I am new to GR and I am having trouble understanding how one goes back and forth between the metric $$g_{\mu\nu}$$ and the stress-energy tensor $$T_{\mu\nu}$$.

First, have a look at the following post. It provides an "easy" method for calculating $$T_{\mu\nu}$$ given a metric $$g_{\mu\nu}$$:

How does one reverse this formula? That is, given a stress-energy tensor $$T_{\mu\nu}$$ (or even more specifically, a distribution of mass-energy $$T_{00}$$), how do you compute $$g_{\mu\nu}$$? Of course it's technically possible to simply expand Einstein's equations by rewriting $$R_{\mu\nu}$$ in terms of $$\Gamma^{\lambda}_{\mu\nu}$$, which can then be expanded in terms of derivatives of $$g_{\mu\nu}$$, but the result would be a large, disgusting sum of gross PDEs. If it is possible to avoid that, I would love to know.

I understand that this is a bit unorthodox, since in most applications, it suffices to simply find $$\Gamma^{\lambda}_{\mu\nu}$$ from $$R_{\mu\nu}$$ in order to derive the equations of motion.

I want to know because, ultimately, I would like to create a Mathematica notebook in which the input would be an arbitrary geometry for the the mass-energy density and it would output the metric.

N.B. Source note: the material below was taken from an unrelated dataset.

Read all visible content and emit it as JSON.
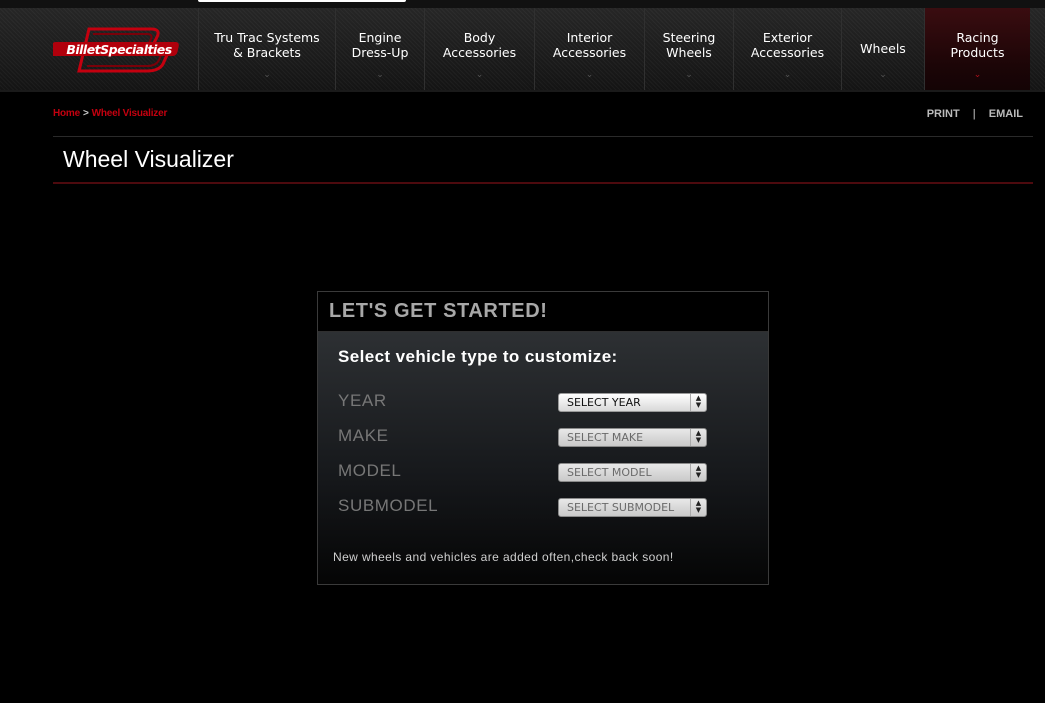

It seems relatively straightforward but I cannot find anything online as a guide.

• Well, by solving EFE. Commented May 3, 2019 at 22:11
• "It seems relatively straightforward" Please don't take this the wrong way, but this statement is as wrong as it gets. Solving the Einstein equations is extremely complicated. If an analytic solution exists, you kinda have to find it by educated guessing. Numerically solving the equations in interesting scenarios has only been possible in the last fifteen years or so. You won't be able to just do it with a Mathematica notebook. Commented May 3, 2019 at 23:17

You can't invert the relation to find $$g_{\mu\nu}$$ from $$T_{\mu\nu}$$. The metric uniquely determines the stress tensor, but not vice versa. For example, the Minkowski metric and the Schwarzschild metric are not equivalent, but both solve $$G_{\mu\nu}=8\pi T_{\mu\nu}=0$$.

To solve for the metric in GR, you need to solve the differential equations of motion, one of which is Einstein's equation. You can't just specify the stress tensor and expect the metric to pop out.

There's an important thing to note, though, about trying to find the metric. It's a common misconception that GR is done by "solving Einstein's equation for the metric". Except in case of vacuum solutions, it's actually more complicated than that, because you need to solve the joint matter-gravitational equations of motion. This is a set of coupled differential equations for the metric and matter variables, and Einstein's equation is only one of these coupled equations. There's some more detail about this in my annoying long (sorry) related answer here.

(In actuality, you really never solve the joint equations of motion either, because it's too hard. You almost always just choose a metric and see what the stress tensor says about the matter content. But you would have to, to do what you're asking.)

(Alternately, in the case of your specific question, you would at the very least need some additional assumptions to make the inverse unique --- but that would be arbitrary, and is not how things are done.)